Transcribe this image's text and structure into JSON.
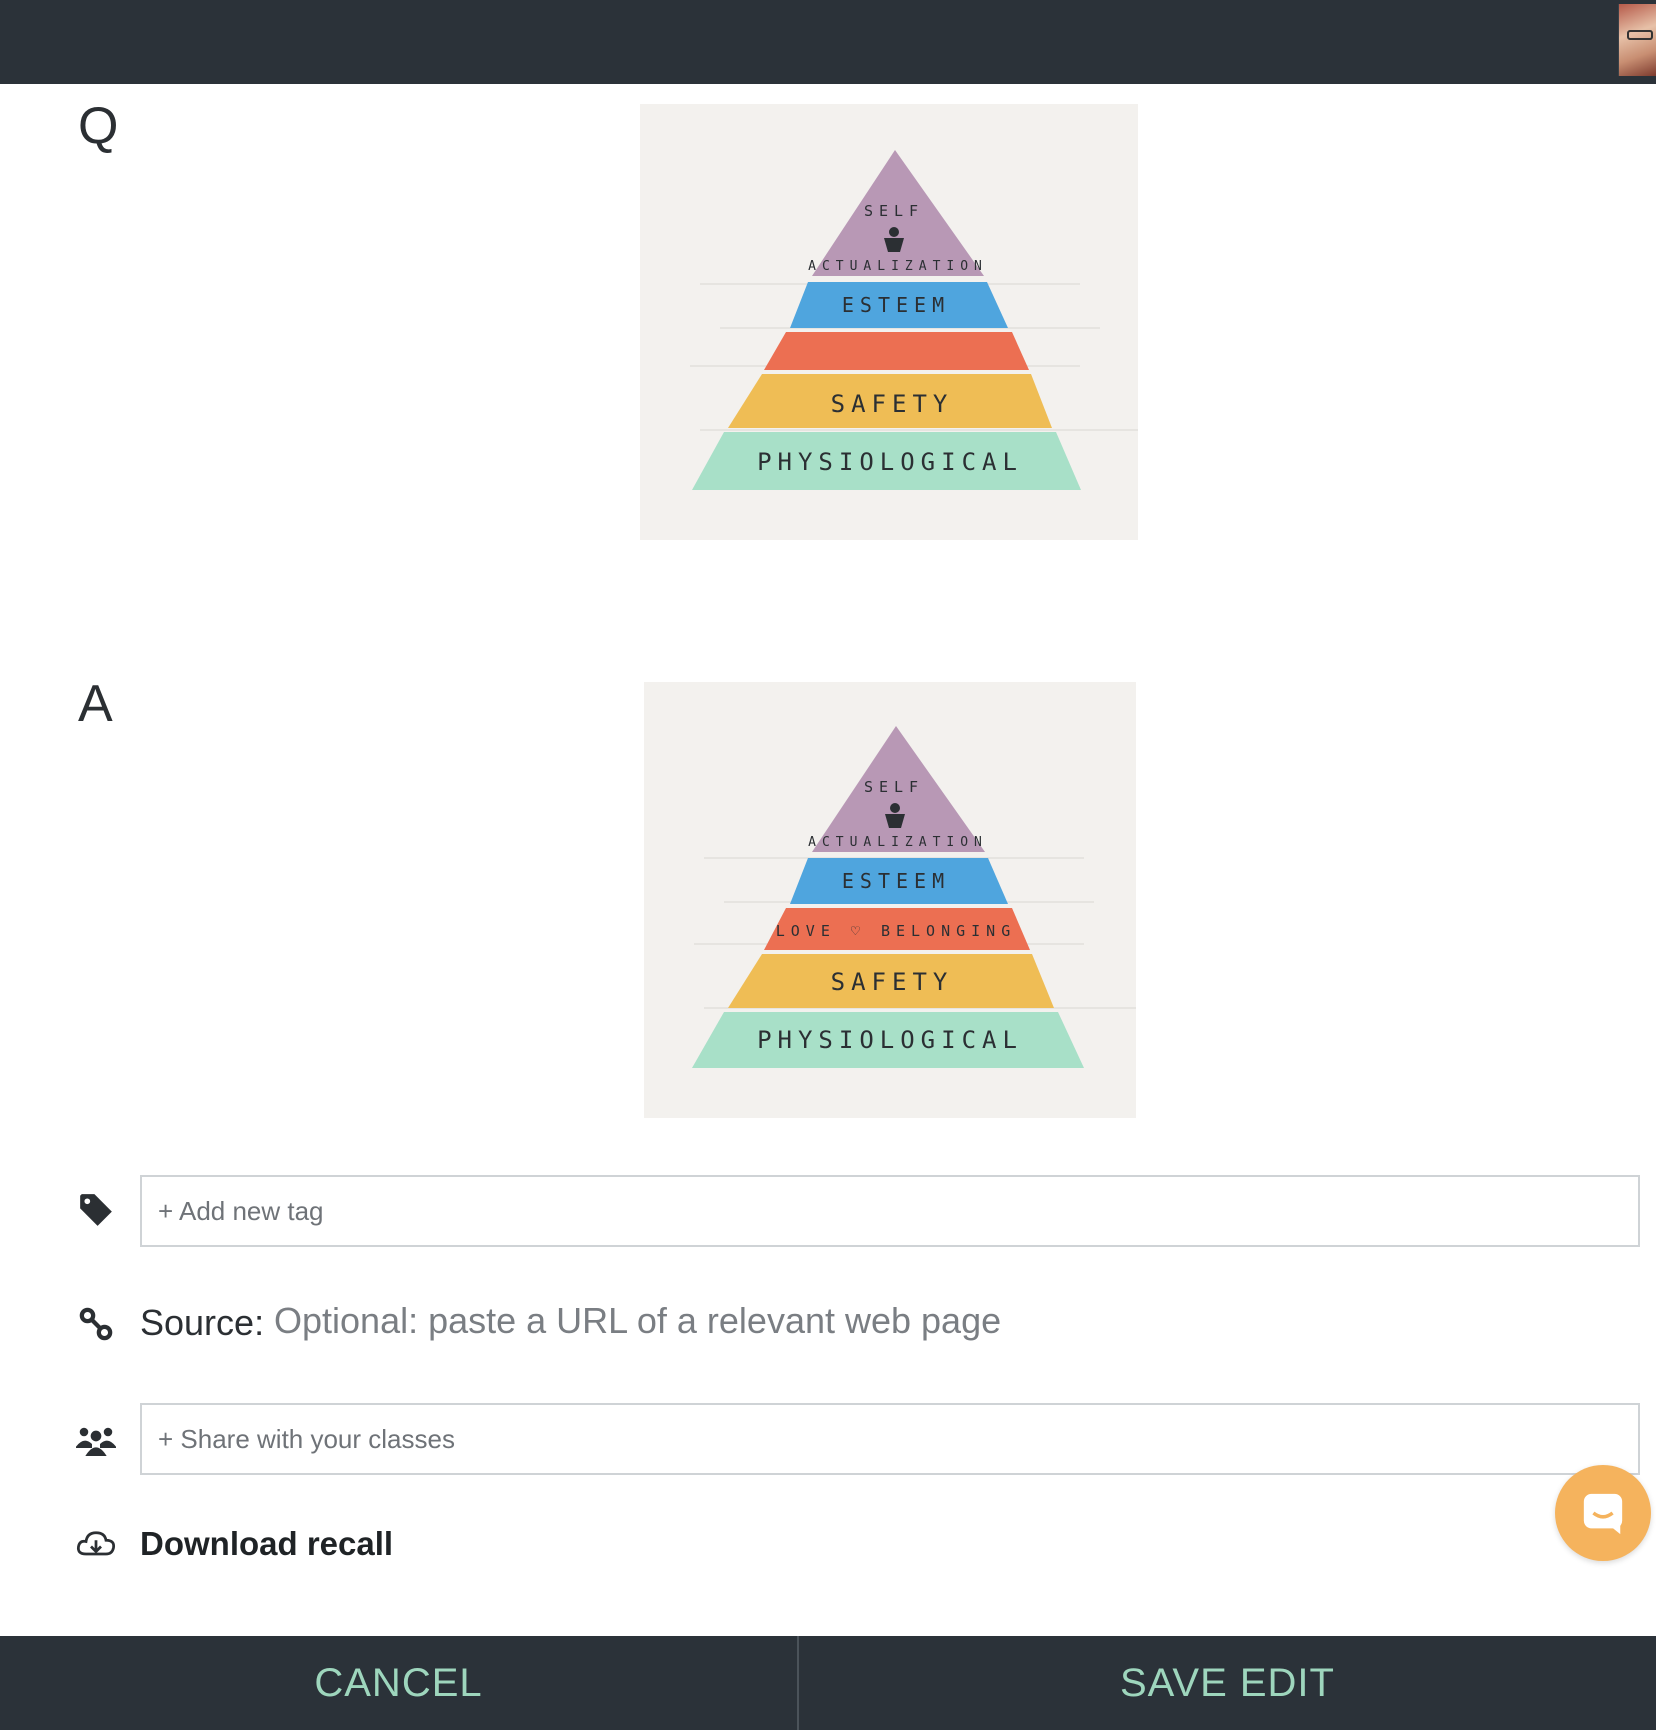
{
  "question": {
    "letter": "Q",
    "pyramid_levels": [
      "SELF",
      "ACTUALIZATION",
      "ESTEEM",
      "",
      "SAFETY",
      "PHYSIOLOGICAL"
    ]
  },
  "answer": {
    "letter": "A",
    "pyramid_levels": [
      "SELF",
      "ACTUALIZATION",
      "ESTEEM",
      "LOVE ♡ BELONGING",
      "SAFETY",
      "PHYSIOLOGICAL"
    ]
  },
  "tags": {
    "placeholder": "+ Add new tag",
    "icon": "tag-icon"
  },
  "source": {
    "label": "Source:",
    "placeholder": "Optional: paste a URL of a relevant web page",
    "icon": "link-icon"
  },
  "share": {
    "placeholder": "+ Share with your classes",
    "icon": "group-icon"
  },
  "download": {
    "label": "Download recall",
    "icon": "cloud-download-icon"
  },
  "footer": {
    "cancel_label": "CANCEL",
    "save_label": "SAVE EDIT"
  },
  "colors": {
    "bar_bg": "#2b3239",
    "button_text": "#9ed6bd",
    "chat_bubble": "#f5b35d",
    "purple": "#b898b5",
    "blue": "#4fa5de",
    "red": "#ec6f52",
    "yellow": "#efbd55",
    "green": "#a8e0c8"
  }
}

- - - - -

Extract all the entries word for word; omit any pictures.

Transcribe this image's text and structure into JSON.
{
  "question": {
    "letter": "Q",
    "pyramid_levels": [
      "SELF",
      "ACTUALIZATION",
      "ESTEEM",
      "",
      "SAFETY",
      "PHYSIOLOGICAL"
    ]
  },
  "answer": {
    "letter": "A",
    "pyramid_levels": [
      "SELF",
      "ACTUALIZATION",
      "ESTEEM",
      "LOVE ♡ BELONGING",
      "SAFETY",
      "PHYSIOLOGICAL"
    ]
  },
  "tags": {
    "placeholder": "+ Add new tag",
    "icon": "tag-icon"
  },
  "source": {
    "label": "Source:",
    "placeholder": "Optional: paste a URL of a relevant web page",
    "icon": "link-icon"
  },
  "share": {
    "placeholder": "+ Share with your classes",
    "icon": "group-icon"
  },
  "download": {
    "label": "Download recall",
    "icon": "cloud-download-icon"
  },
  "footer": {
    "cancel_label": "CANCEL",
    "save_label": "SAVE EDIT"
  },
  "colors": {
    "bar_bg": "#2b3239",
    "button_text": "#9ed6bd",
    "chat_bubble": "#f5b35d",
    "purple": "#b898b5",
    "blue": "#4fa5de",
    "red": "#ec6f52",
    "yellow": "#efbd55",
    "green": "#a8e0c8"
  }
}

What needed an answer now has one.